As first reported by The New York Times on Friday, Amazon asked employees to remove TikTok from their mobile devices, citing security risks. An Amazon spokesperson told The Verge on Friday that the email was “sent in error.”
“This morning’s email to some of our employees was sent in error,” the Amazon spokesperson said. “There is no change to our policies right now with regard to TikTok.”
Meanwhile, Wells Fargo has banned TikTok from their employees’ phones, citing “concerns about TikTok’s privacy and security controls and practices.” Amazon’s original ban of TikTok also cited “security risks.”
In my opinion, company-issued devices should be locked down to prevent employees from being able to install any apps, except for those required for use by the company. This practice is no different from how many companies prevent employees from installing programs on their company-issued computers. This is a best practice guideline, and had the headline involved an app like Snapchat, there would have been nearly no press coverage.
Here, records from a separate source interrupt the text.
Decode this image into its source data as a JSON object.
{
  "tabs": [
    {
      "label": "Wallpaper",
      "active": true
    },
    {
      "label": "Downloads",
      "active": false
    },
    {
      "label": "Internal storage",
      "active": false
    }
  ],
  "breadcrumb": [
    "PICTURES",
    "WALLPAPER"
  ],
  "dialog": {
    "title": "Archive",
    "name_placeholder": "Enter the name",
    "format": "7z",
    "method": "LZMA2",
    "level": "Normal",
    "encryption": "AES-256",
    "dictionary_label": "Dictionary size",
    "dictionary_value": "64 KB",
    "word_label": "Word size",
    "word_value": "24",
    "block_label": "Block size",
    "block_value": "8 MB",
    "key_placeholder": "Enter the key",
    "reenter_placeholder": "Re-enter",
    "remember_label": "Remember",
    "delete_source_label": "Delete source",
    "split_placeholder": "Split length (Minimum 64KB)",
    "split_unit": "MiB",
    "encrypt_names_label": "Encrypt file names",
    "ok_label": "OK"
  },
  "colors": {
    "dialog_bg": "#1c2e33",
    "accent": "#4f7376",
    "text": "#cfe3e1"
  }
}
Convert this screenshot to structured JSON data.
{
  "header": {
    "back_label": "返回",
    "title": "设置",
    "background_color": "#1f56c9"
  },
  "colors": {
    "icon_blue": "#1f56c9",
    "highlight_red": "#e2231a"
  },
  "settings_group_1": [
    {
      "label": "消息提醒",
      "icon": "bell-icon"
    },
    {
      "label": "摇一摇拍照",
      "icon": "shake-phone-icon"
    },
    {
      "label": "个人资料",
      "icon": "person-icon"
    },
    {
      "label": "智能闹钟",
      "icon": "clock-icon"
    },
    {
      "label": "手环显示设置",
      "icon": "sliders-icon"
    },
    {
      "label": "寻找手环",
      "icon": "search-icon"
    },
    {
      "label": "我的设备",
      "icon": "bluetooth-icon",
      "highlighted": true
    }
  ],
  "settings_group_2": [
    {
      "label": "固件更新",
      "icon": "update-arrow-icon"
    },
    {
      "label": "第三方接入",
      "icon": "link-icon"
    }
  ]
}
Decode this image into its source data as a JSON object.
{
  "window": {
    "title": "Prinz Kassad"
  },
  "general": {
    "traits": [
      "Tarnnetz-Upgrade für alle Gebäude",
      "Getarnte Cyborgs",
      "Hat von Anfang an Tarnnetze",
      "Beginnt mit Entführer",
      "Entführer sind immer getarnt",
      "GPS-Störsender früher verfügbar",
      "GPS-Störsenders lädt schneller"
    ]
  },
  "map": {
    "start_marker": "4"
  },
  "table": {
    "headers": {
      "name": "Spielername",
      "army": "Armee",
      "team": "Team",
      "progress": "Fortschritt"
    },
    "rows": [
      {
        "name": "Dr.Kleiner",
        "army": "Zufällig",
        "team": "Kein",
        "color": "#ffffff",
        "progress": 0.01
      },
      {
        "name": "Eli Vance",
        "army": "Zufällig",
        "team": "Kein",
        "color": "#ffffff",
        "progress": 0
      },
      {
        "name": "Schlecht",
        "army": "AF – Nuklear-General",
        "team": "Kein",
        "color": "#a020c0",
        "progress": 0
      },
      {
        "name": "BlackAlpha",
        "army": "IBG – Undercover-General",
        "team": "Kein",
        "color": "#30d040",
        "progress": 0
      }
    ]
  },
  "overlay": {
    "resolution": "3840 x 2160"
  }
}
But the part of the story that intrigues me was the timing of the two announcements, both Amazon’s mistaken ban and Wells Fargo’s real ban, were within hours of each other.